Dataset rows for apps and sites
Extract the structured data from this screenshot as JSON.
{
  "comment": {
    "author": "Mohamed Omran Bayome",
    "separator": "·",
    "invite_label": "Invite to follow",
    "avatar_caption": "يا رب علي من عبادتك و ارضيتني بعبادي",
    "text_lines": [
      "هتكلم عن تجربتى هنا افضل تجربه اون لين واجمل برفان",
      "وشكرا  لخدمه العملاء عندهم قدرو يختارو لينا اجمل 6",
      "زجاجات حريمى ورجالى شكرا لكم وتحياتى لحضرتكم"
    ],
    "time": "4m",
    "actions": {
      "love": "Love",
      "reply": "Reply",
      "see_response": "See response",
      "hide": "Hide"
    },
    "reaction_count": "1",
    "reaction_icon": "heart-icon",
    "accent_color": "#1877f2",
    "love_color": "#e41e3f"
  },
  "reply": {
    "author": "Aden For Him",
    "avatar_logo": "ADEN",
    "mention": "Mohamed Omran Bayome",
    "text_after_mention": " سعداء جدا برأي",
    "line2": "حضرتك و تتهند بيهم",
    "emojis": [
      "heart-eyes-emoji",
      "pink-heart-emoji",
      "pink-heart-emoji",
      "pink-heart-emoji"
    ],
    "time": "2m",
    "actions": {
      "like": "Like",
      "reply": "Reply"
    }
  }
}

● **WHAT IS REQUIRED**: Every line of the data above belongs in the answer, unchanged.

● **EXERCISE OUTPUT**:
Extract the structured data from this screenshot as JSON.
{
  "comment": {
    "author": "Mohamed Omran Bayome",
    "separator": "·",
    "invite_label": "Invite to follow",
    "avatar_caption": "يا رب علي من عبادتك و ارضيتني بعبادي",
    "text_lines": [
      "هتكلم عن تجربتى هنا افضل تجربه اون لين واجمل برفان",
      "وشكرا  لخدمه العملاء عندهم قدرو يختارو لينا اجمل 6",
      "زجاجات حريمى ورجالى شكرا لكم وتحياتى لحضرتكم"
    ],
    "time": "4m",
    "actions": {
      "love": "Love",
      "reply": "Reply",
      "see_response": "See response",
      "hide": "Hide"
    },
    "reaction_count": "1",
    "reaction_icon": "heart-icon",
    "accent_color": "#1877f2",
    "love_color": "#e41e3f"
  },
  "reply": {
    "author": "Aden For Him",
    "avatar_logo": "ADEN",
    "mention": "Mohamed Omran Bayome",
    "text_after_mention": " سعداء جدا برأي",
    "line2": "حضرتك و تتهند بيهم",
    "emojis": [
      "heart-eyes-emoji",
      "pink-heart-emoji",
      "pink-heart-emoji",
      "pink-heart-emoji"
    ],
    "time": "2m",
    "actions": {
      "like": "Like",
      "reply": "Reply"
    }
  }
}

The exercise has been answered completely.